Martin Luther King put it well when he said ‘the arc of the moral universe is long, but it bends towards justice.’ The International Criminal Tribunal for the former Yugoslavia (ICTY) is providing further evidence of this.
The author of our cover feature, The Guardian’s world affairs editor Julian Borger, describes it as a 23-year judicial experiment and a high point of the enforcement of international humanitarian law (‘The manhunt’, page 18).
As the first ad hoc tribunal since the Nuremberg trials, which prosecuted prominent members of the Nazi leadership who planned and carried out the Holocaust, the very existence of the ICTY has been historically momentous. More significantly for the future enforcement of international justice, the ICTY, along with the tribunal for Rwanda, paved the way for the creation in 2002 of the International Criminal Court.
The verdict delivered on the former Bosnian Serb leader Radovan Karadzic in March for charges of genocide and crimes against humanity has been the ICTY’s most important ruling to date. Though the sentence – 40 years in prison – has disappointed some commentators, the ICTY has nevertheless shown that an individual’s senior position can no longer protect them from prosecution. ‘The tribunal’s most important legacy is reinforcing the principle that accountability must always trump impunity for international crimes,’ says Mark Ellis, the IBA’s executive director.
This theme of accountability versus impunity resonates in other areas covered in the features and columns of this edition. For example, the leak of 11.5 million documents from the Panamanian law firm Mossack Fonseca – no doubt including those for routine arrangements most lawyers would consider unremarkable – has revealed the extent to which those in senior positions throughout the world have abused power with impunity, believing they would not be held accountable.
The lifting of the lid on those hitherto confidential dealings has given further impetus to reform by shining light into the darker corners of the financial world (‘The Panama Papers: a tipping point for reform’, page 47). Such unjust behaviour has a serious impact on western economies, but, for developing countries, where it costs $1tn annually, the consequences are fatal. As recently as last September, the international community committed to tackling poverty by signing up to the sustainable development goals at the UN General Assembly, and one of the goals is cutting illicit financial flows by 2030.
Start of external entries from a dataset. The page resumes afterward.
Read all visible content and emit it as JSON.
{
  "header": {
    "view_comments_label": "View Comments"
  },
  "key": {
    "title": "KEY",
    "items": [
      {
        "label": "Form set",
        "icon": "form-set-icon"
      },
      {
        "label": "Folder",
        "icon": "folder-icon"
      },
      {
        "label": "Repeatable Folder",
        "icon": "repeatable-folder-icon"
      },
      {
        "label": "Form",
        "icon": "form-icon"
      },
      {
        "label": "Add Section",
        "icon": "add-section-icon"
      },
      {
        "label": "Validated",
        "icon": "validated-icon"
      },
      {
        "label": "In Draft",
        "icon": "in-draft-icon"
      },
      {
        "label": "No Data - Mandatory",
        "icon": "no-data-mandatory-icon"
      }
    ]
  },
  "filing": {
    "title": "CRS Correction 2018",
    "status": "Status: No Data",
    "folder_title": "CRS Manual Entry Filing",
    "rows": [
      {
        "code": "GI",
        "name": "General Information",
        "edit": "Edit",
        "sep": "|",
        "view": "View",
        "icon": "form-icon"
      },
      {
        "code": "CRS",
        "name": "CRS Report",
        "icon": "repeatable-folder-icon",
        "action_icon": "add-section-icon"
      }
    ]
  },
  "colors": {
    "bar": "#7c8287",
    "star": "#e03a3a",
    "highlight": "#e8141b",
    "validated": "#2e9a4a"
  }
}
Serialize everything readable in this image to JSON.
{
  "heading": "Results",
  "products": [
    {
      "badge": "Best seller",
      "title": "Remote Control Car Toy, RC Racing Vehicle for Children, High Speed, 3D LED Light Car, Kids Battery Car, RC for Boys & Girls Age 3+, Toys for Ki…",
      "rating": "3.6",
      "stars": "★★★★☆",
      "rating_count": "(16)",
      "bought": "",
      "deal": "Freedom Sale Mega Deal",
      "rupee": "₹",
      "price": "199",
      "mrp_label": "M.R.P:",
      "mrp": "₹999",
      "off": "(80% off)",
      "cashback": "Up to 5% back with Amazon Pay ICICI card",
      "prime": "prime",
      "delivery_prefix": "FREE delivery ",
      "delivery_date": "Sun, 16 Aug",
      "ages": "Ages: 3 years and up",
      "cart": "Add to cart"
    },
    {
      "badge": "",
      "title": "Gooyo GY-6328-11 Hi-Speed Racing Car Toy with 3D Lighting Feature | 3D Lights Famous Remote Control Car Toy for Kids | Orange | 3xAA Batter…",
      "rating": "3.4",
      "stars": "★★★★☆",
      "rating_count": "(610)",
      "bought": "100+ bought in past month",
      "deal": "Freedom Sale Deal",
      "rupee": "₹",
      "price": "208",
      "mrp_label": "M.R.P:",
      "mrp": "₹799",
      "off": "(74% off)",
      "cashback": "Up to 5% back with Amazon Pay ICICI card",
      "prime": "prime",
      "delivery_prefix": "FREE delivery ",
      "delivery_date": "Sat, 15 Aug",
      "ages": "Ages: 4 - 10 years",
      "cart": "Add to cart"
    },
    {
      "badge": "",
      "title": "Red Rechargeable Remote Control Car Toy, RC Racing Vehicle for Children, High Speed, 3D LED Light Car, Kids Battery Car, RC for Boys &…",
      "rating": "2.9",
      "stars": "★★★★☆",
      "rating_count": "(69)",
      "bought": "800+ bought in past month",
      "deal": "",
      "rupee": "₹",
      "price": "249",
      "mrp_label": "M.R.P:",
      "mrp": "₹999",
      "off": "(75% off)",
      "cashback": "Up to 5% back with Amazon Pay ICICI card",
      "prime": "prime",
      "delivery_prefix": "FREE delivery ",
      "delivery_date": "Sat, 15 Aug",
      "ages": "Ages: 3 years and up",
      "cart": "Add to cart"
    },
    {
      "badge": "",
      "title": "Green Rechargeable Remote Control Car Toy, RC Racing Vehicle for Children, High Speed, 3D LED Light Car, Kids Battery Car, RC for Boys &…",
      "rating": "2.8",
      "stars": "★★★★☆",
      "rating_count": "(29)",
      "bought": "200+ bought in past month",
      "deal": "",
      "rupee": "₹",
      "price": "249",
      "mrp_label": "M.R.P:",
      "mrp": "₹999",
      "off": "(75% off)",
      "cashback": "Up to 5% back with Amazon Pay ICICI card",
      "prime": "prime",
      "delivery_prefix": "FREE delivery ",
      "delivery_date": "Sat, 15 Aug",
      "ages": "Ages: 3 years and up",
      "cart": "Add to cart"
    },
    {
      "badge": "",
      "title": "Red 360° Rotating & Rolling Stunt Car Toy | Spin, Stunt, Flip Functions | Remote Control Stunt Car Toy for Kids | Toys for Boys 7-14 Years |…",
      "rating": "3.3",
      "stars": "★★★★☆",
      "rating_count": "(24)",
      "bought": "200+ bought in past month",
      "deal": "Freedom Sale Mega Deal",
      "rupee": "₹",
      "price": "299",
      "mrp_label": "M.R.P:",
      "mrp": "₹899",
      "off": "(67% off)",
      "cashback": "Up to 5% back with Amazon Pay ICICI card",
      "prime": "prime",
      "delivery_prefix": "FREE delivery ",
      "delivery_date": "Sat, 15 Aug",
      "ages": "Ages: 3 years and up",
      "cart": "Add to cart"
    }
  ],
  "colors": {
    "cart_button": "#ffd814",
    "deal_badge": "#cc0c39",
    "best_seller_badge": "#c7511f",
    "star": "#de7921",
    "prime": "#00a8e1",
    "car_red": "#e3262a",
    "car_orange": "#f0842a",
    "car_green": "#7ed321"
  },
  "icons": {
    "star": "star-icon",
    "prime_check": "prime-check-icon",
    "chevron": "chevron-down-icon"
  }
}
If these goals are to be achieved, reform must happen now – as the Panama Papers show, it’s long overdue.